Joining Ginther was city attorney Zach Klein, city council president Shannon Hardin, CPD police chief Elaine Bryant, and the city’s health commissioner Dr. Mysheika Roberts.

Ginther said 1,500 illegal guns have been taken off the street in 2022 thus far. He also added that homicides in Columbus were down 40 percent in 2022 compared to 2021 with more cases being closed.

“We want to be the safest big city in America,” Ginther said. “We’re not that today, period. But we have seen a 40 percent reduction in homicides, felonious assaults are down, our closure rates are up.”

Guns taken by city law enforcement were on display at the press event with Ginther stating the weapons there represent just 10 percent of those illegal guns.

“It’s jaw-dropping,” said Malissa Thomas St. Clair, founder of the support group Mothers of Murdered Columbus Children. “I look at how many mothers, whether vocal or not, in our organization and knowing that about 98 percent of our mothers have their child lost to a gun.”

After two years in a row of record-breaking deadly violence in the city, numbers are down this year, but Ginther said they aren’t good enough.

“We won’t rest but we’re seeing some signs this comprehensive approach is starting to show some positive signs,” he said.

Another statistic Ginther mentioned was in 2020, the Bureau of Alcohol, Tobacco, Firearms and Explosives (ATF) recovered more than 2,700 firearms that can be traced back to Columbus.

“We need our leaders at the statehouse to do better,” said Ginther. “If they refuse to move on gun violence in a thoughtful and serious way, then they at least need to get out of our way so we as a local city can do the things we know we need to do: Ban assault weapons, uniform backgrounds checks, red flag laws.”

City attorney Zach Klein announced that his office will send two Columbus city attorneys to serve as special assistant United States attorneys in prosecuting gun violence offenders in the city.

“Our officers are using every tool at their disposal to make their community safer,” Bryant said. “The stakes could not be higher. Every life lost to gun violence is a tragedy.”

According to Bryant, the division got to use a mobile version of an ATF information network for ballistic evidence, which she said helped develop 1,100 leads, connect different shootings, solve cases, and identify suspects. She’s hopeful technology will continue to help.

“Ideally, we would love to eradicate all crime,” she said. “We’re going to do everything we can to lower those numbers as much as possible, but any time one mother loses her child, none of that matters. So he’s right, it’s never going to be good enough and we’re going to continue to work as hard as we can to bring those numbers as low as possible.”

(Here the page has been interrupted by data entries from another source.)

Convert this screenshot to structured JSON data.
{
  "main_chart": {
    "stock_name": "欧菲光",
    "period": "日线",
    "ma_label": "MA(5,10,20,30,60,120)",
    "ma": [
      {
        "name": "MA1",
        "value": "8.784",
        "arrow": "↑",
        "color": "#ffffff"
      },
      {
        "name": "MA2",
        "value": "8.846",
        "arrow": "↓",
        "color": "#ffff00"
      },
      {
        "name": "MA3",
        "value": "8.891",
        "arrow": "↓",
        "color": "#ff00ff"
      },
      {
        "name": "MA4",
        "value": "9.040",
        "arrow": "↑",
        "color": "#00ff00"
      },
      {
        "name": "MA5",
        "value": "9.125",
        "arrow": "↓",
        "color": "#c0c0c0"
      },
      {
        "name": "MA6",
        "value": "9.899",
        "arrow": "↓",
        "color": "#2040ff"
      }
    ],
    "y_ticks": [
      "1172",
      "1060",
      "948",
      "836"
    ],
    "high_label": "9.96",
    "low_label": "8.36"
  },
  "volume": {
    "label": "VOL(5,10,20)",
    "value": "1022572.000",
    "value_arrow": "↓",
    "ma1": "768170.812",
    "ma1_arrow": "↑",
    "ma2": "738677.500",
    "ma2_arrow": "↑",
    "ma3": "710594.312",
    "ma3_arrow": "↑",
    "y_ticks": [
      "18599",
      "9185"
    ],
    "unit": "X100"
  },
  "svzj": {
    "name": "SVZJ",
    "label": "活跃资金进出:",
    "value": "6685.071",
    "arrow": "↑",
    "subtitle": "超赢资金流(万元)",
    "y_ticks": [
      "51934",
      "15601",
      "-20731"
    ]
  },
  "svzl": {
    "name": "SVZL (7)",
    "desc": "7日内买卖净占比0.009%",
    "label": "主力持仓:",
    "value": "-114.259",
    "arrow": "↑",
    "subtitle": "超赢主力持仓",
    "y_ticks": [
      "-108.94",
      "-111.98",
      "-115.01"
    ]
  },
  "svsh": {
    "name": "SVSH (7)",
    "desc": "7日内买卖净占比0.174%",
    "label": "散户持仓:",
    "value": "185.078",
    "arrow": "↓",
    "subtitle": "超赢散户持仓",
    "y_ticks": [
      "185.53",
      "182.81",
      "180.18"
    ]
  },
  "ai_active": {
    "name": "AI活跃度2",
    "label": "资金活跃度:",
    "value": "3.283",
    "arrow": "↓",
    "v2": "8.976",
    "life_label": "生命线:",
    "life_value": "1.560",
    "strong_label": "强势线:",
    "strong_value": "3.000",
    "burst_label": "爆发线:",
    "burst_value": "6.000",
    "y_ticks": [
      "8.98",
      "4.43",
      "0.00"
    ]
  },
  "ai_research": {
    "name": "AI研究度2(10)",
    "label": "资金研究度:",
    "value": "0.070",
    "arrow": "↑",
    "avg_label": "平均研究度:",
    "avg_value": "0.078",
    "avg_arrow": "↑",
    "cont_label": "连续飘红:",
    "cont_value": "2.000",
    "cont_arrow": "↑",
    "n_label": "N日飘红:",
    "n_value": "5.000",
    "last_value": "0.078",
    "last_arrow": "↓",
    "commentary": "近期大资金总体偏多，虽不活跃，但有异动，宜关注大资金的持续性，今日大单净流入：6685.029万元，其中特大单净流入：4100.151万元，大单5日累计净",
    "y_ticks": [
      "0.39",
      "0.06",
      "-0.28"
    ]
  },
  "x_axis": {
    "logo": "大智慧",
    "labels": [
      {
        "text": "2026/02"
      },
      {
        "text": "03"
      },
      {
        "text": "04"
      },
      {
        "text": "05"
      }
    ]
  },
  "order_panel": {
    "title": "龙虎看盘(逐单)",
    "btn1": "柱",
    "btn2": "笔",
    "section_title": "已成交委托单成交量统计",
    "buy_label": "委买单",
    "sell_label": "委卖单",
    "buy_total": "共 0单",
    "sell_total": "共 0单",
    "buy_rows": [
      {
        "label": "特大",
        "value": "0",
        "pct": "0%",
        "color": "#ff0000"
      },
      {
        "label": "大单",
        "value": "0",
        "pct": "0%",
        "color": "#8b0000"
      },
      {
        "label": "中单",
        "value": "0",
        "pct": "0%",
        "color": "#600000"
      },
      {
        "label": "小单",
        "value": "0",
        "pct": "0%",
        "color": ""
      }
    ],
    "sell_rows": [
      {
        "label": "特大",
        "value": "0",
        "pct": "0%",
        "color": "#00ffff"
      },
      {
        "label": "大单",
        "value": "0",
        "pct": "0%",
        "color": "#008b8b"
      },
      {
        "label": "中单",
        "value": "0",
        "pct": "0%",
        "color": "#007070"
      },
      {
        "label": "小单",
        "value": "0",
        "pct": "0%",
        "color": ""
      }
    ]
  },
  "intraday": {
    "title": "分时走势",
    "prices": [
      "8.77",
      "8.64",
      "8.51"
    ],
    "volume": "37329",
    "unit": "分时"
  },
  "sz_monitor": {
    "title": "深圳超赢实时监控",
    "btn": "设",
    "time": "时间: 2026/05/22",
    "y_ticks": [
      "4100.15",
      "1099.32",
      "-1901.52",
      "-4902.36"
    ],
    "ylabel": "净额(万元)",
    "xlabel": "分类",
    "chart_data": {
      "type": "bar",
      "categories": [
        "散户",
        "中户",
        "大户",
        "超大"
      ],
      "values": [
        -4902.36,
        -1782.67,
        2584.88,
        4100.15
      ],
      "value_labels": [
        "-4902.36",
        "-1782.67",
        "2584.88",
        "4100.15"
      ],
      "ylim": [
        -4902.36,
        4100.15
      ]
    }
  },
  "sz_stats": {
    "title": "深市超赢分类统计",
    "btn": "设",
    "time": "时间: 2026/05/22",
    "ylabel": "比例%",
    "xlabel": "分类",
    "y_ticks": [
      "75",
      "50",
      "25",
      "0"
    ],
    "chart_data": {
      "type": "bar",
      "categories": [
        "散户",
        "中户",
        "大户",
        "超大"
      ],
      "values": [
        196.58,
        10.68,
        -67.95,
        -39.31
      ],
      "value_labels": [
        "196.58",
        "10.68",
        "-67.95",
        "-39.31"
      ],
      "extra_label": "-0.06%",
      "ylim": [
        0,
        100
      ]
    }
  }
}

You can watch the full press conference in the video player below.